§ **Action item**:
Please retype all of the entries that follow, leaving the images out.

--

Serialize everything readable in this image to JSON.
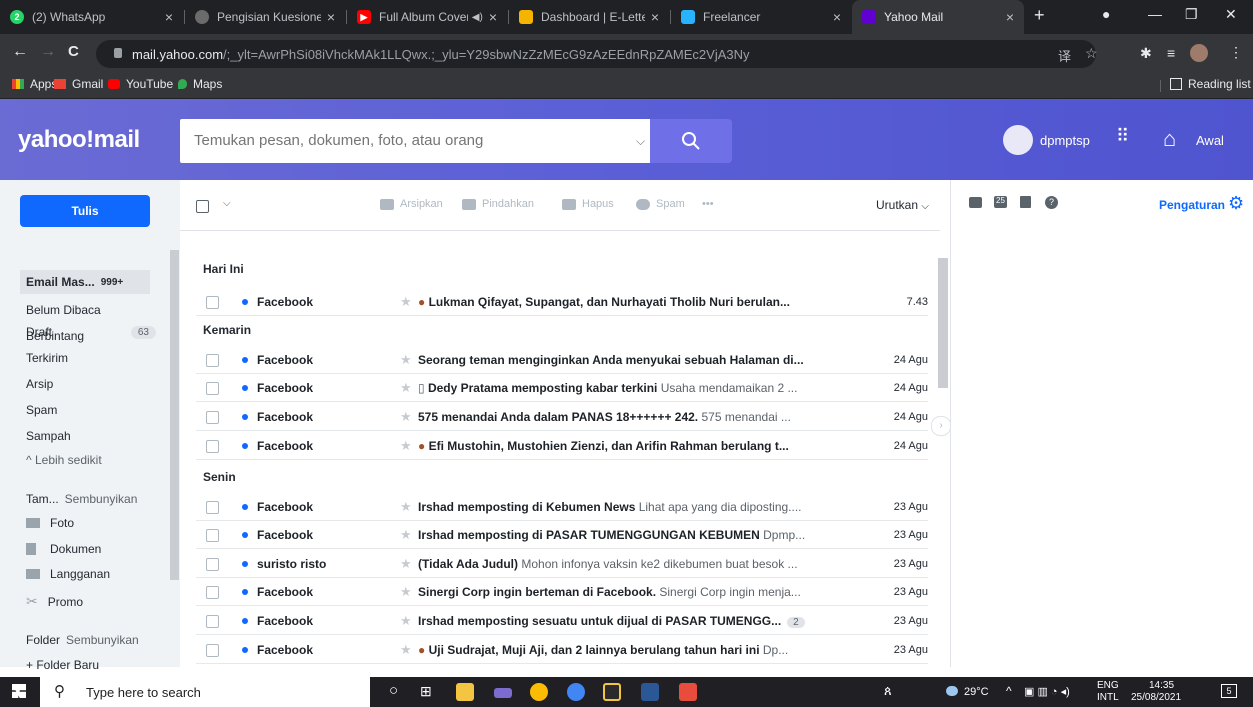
{
  "browser": {
    "tabs": [
      {
        "label": "(2) WhatsApp",
        "color": "#25d366",
        "badge": "2"
      },
      {
        "label": "Pengisian Kuesioner -",
        "color": "#6b6b6b"
      },
      {
        "label": "Full Album Cover",
        "color": "#ff0000"
      },
      {
        "label": "Dashboard | E-Letter",
        "color": "#f4b400"
      },
      {
        "label": "Freelancer",
        "color": "#29b2fe"
      },
      {
        "label": "Yahoo Mail",
        "color": "#6001d2"
      }
    ],
    "url_host": "mail.yahoo.com",
    "url_rest": "/;_ylt=AwrPhSi08iVhckMAk1LLQwx.;_ylu=Y29sbwNzZzMEcG9zAzEEdnRpZAMEc2VjA3Ny",
    "bookmarks": [
      "Apps",
      "Gmail",
      "YouTube",
      "Maps"
    ],
    "reading_list": "Reading list"
  },
  "yahoo": {
    "logo": "yahoo!mail",
    "search_placeholder": "Temukan pesan, dokumen, foto, atau orang",
    "user": "dpmptsp",
    "home": "Awal"
  },
  "nav": {
    "compose": "Tulis",
    "items": [
      {
        "label": "Email Mas...",
        "badge": "999+"
      },
      {
        "label": "Belum Dibaca"
      },
      {
        "label": "Berbintang"
      },
      {
        "label": "Draft",
        "badge": "63"
      },
      {
        "label": "Terkirim"
      },
      {
        "label": "Arsip"
      },
      {
        "label": "Spam"
      },
      {
        "label": "Sampah"
      },
      {
        "label": "^ Lebih sedikit"
      }
    ],
    "views_label": "Tam...",
    "views_hide": "Sembunyikan",
    "views": [
      "Foto",
      "Dokumen",
      "Langganan",
      "Promo"
    ],
    "folders_label": "Folder",
    "folders_hide": "Sembunyikan",
    "new_folder": "+ Folder Baru"
  },
  "toolbar": {
    "archive": "Arsipkan",
    "move": "Pindahkan",
    "delete": "Hapus",
    "spam": "Spam",
    "more": "•••",
    "sort": "Urutkan",
    "settings": "Pengaturan"
  },
  "groups": [
    "Hari Ini",
    "Kemarin",
    "Senin"
  ],
  "emails": [
    {
      "from": "Facebook",
      "subject": "Lukman Qifayat, Supangat, dan Nurhayati Tholib Nuri berulan...",
      "preview": "",
      "date": "7.43"
    },
    {
      "from": "Facebook",
      "subject": "Seorang teman menginginkan Anda menyukai sebuah Halaman di...",
      "preview": "",
      "date": "24 Agu"
    },
    {
      "from": "Facebook",
      "subject": "Dedy Pratama memposting kabar terkini",
      "preview": "Usaha mendamaikan 2 ...",
      "date": "24 Agu"
    },
    {
      "from": "Facebook",
      "subject": "575 menandai Anda dalam PANAS 18++++++ 242.",
      "preview": "575 menandai ...",
      "date": "24 Agu"
    },
    {
      "from": "Facebook",
      "subject": "Efi Mustohin, Mustohien Zienzi, dan Arifin Rahman berulang t...",
      "preview": "",
      "date": "24 Agu"
    },
    {
      "from": "Facebook",
      "subject": "Irshad memposting di Kebumen News",
      "preview": "Lihat apa yang dia diposting....",
      "date": "23 Agu"
    },
    {
      "from": "Facebook",
      "subject": "Irshad memposting di PASAR TUMENGGUNGAN KEBUMEN",
      "preview": "Dpmp...",
      "date": "23 Agu"
    },
    {
      "from": "suristo risto",
      "subject": "(Tidak Ada Judul)",
      "preview": "Mohon infonya vaksin ke2 dikebumen buat besok ...",
      "date": "23 Agu"
    },
    {
      "from": "Facebook",
      "subject": "Sinergi Corp ingin berteman di Facebook.",
      "preview": "Sinergi Corp ingin menja...",
      "date": "23 Agu"
    },
    {
      "from": "Facebook",
      "subject": "Irshad memposting sesuatu untuk dijual di PASAR TUMENGG...",
      "preview": "",
      "count": "2",
      "date": "23 Agu"
    },
    {
      "from": "Facebook",
      "subject": "Uji Sudrajat, Muji Aji, dan 2 lainnya berulang tahun hari ini",
      "preview": "Dp...",
      "date": "23 Agu"
    }
  ],
  "taskbar": {
    "search": "Type here to search",
    "temp": "29°C",
    "lang1": "ENG",
    "lang2": "INTL",
    "time": "14:35",
    "date": "25/08/2021",
    "notif": "5"
  }
}
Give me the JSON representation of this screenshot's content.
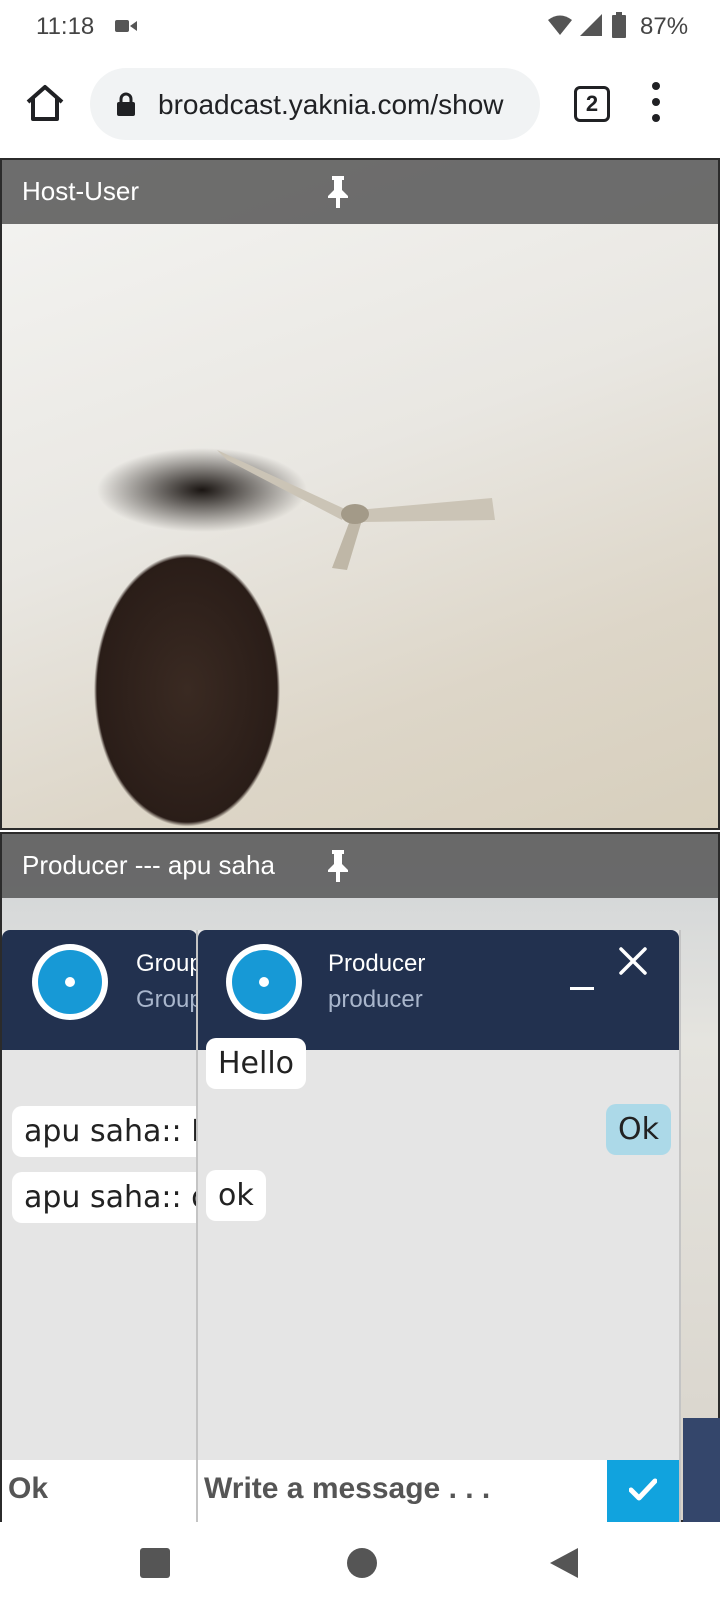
{
  "status_bar": {
    "time": "11:18",
    "battery_percent": "87%",
    "icons": [
      "video-camera-icon",
      "wifi-icon",
      "cellular-signal-icon",
      "battery-icon"
    ]
  },
  "browser": {
    "url": "broadcast.yaknia.com/show",
    "tab_count": "2",
    "icons": [
      "home-icon",
      "lock-icon",
      "more-vert-icon"
    ]
  },
  "video_tiles": [
    {
      "title": "Host-User",
      "pin_icon": "pin-icon"
    },
    {
      "title": "Producer --- apu saha",
      "pin_icon": "pin-icon"
    }
  ],
  "chat_group": {
    "name": "Group",
    "subtitle": "Group",
    "messages": [
      "apu saha:: Hello",
      "apu saha:: ok"
    ],
    "input_value": "Ok"
  },
  "chat_producer": {
    "name": "Producer",
    "subtitle": "producer",
    "messages": [
      {
        "text": "Hello",
        "mine": false
      },
      {
        "text": "Ok",
        "mine": true
      },
      {
        "text": "ok",
        "mine": false
      }
    ],
    "input_placeholder": "Write a message . . .",
    "send_icon": "checkmark-icon"
  },
  "colors": {
    "chat_header": "#22314f",
    "accent_blue": "#11a3de",
    "avatar_blue": "#1799d6",
    "my_bubble": "#acd9e8",
    "chat_bg": "#e5e5e5"
  },
  "nav_bar": {
    "icons": [
      "recent-apps-icon",
      "home-circle-icon",
      "back-triangle-icon"
    ]
  }
}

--

§ **Answer section**:
Serialize everything readable in this image to JSON.
{
  "browser": {
    "tabs": [
      {
        "label": "(2) WhatsApp",
        "color": "#25d366",
        "badge": "2"
      },
      {
        "label": "Pengisian Kuesioner -",
        "color": "#6b6b6b"
      },
      {
        "label": "Full Album Cover",
        "color": "#ff0000"
      },
      {
        "label": "Dashboard | E-Letter",
        "color": "#f4b400"
      },
      {
        "label": "Freelancer",
        "color": "#29b2fe"
      },
      {
        "label": "Yahoo Mail",
        "color": "#6001d2"
      }
    ],
    "url_host": "mail.yahoo.com",
    "url_rest": "/;_ylt=AwrPhSi08iVhckMAk1LLQwx.;_ylu=Y29sbwNzZzMEcG9zAzEEdnRpZAMEc2VjA3Ny",
    "bookmarks": [
      "Apps",
      "Gmail",
      "YouTube",
      "Maps"
    ],
    "reading_list": "Reading list"
  },
  "yahoo": {
    "logo": "yahoo!mail",
    "search_placeholder": "Temukan pesan, dokumen, foto, atau orang",
    "user": "dpmptsp",
    "home": "Awal"
  },
  "nav": {
    "compose": "Tulis",
    "items": [
      {
        "label": "Email Mas...",
        "badge": "999+"
      },
      {
        "label": "Belum Dibaca"
      },
      {
        "label": "Berbintang"
      },
      {
        "label": "Draft",
        "badge": "63"
      },
      {
        "label": "Terkirim"
      },
      {
        "label": "Arsip"
      },
      {
        "label": "Spam"
      },
      {
        "label": "Sampah"
      },
      {
        "label": "^ Lebih sedikit"
      }
    ],
    "views_label": "Tam...",
    "views_hide": "Sembunyikan",
    "views": [
      "Foto",
      "Dokumen",
      "Langganan",
      "Promo"
    ],
    "folders_label": "Folder",
    "folders_hide": "Sembunyikan",
    "new_folder": "+ Folder Baru"
  },
  "toolbar": {
    "archive": "Arsipkan",
    "move": "Pindahkan",
    "delete": "Hapus",
    "spam": "Spam",
    "more": "•••",
    "sort": "Urutkan",
    "settings": "Pengaturan"
  },
  "groups": [
    "Hari Ini",
    "Kemarin",
    "Senin"
  ],
  "emails": [
    {
      "from": "Facebook",
      "subject": "Lukman Qifayat, Supangat, dan Nurhayati Tholib Nuri berulan...",
      "preview": "",
      "date": "7.43"
    },
    {
      "from": "Facebook",
      "subject": "Seorang teman menginginkan Anda menyukai sebuah Halaman di...",
      "preview": "",
      "date": "24 Agu"
    },
    {
      "from": "Facebook",
      "subject": "Dedy Pratama memposting kabar terkini",
      "preview": "Usaha mendamaikan 2 ...",
      "date": "24 Agu"
    },
    {
      "from": "Facebook",
      "subject": "575 menandai Anda dalam PANAS 18++++++ 242.",
      "preview": "575 menandai ...",
      "date": "24 Agu"
    },
    {
      "from": "Facebook",
      "subject": "Efi Mustohin, Mustohien Zienzi, dan Arifin Rahman berulang t...",
      "preview": "",
      "date": "24 Agu"
    },
    {
      "from": "Facebook",
      "subject": "Irshad memposting di Kebumen News",
      "preview": "Lihat apa yang dia diposting....",
      "date": "23 Agu"
    },
    {
      "from": "Facebook",
      "subject": "Irshad memposting di PASAR TUMENGGUNGAN KEBUMEN",
      "preview": "Dpmp...",
      "date": "23 Agu"
    },
    {
      "from": "suristo risto",
      "subject": "(Tidak Ada Judul)",
      "preview": "Mohon infonya vaksin ke2 dikebumen buat besok ...",
      "date": "23 Agu"
    },
    {
      "from": "Facebook",
      "subject": "Sinergi Corp ingin berteman di Facebook.",
      "preview": "Sinergi Corp ingin menja...",
      "date": "23 Agu"
    },
    {
      "from": "Facebook",
      "subject": "Irshad memposting sesuatu untuk dijual di PASAR TUMENGG...",
      "preview": "",
      "count": "2",
      "date": "23 Agu"
    },
    {
      "from": "Facebook",
      "subject": "Uji Sudrajat, Muji Aji, dan 2 lainnya berulang tahun hari ini",
      "preview": "Dp...",
      "date": "23 Agu"
    }
  ],
  "taskbar": {
    "search": "Type here to search",
    "temp": "29°C",
    "lang1": "ENG",
    "lang2": "INTL",
    "time": "14:35",
    "date": "25/08/2021",
    "notif": "5"
  }
}
Give me the JSON representation of this screenshot's content.
{
  "status_bar": {
    "time": "11:18",
    "battery_percent": "87%",
    "icons": [
      "video-camera-icon",
      "wifi-icon",
      "cellular-signal-icon",
      "battery-icon"
    ]
  },
  "browser": {
    "url": "broadcast.yaknia.com/show",
    "tab_count": "2",
    "icons": [
      "home-icon",
      "lock-icon",
      "more-vert-icon"
    ]
  },
  "video_tiles": [
    {
      "title": "Host-User",
      "pin_icon": "pin-icon"
    },
    {
      "title": "Producer --- apu saha",
      "pin_icon": "pin-icon"
    }
  ],
  "chat_group": {
    "name": "Group",
    "subtitle": "Group",
    "messages": [
      "apu saha:: Hello",
      "apu saha:: ok"
    ],
    "input_value": "Ok"
  },
  "chat_producer": {
    "name": "Producer",
    "subtitle": "producer",
    "messages": [
      {
        "text": "Hello",
        "mine": false
      },
      {
        "text": "Ok",
        "mine": true
      },
      {
        "text": "ok",
        "mine": false
      }
    ],
    "input_placeholder": "Write a message . . .",
    "send_icon": "checkmark-icon"
  },
  "colors": {
    "chat_header": "#22314f",
    "accent_blue": "#11a3de",
    "avatar_blue": "#1799d6",
    "my_bubble": "#acd9e8",
    "chat_bg": "#e5e5e5"
  },
  "nav_bar": {
    "icons": [
      "recent-apps-icon",
      "home-circle-icon",
      "back-triangle-icon"
    ]
  }
}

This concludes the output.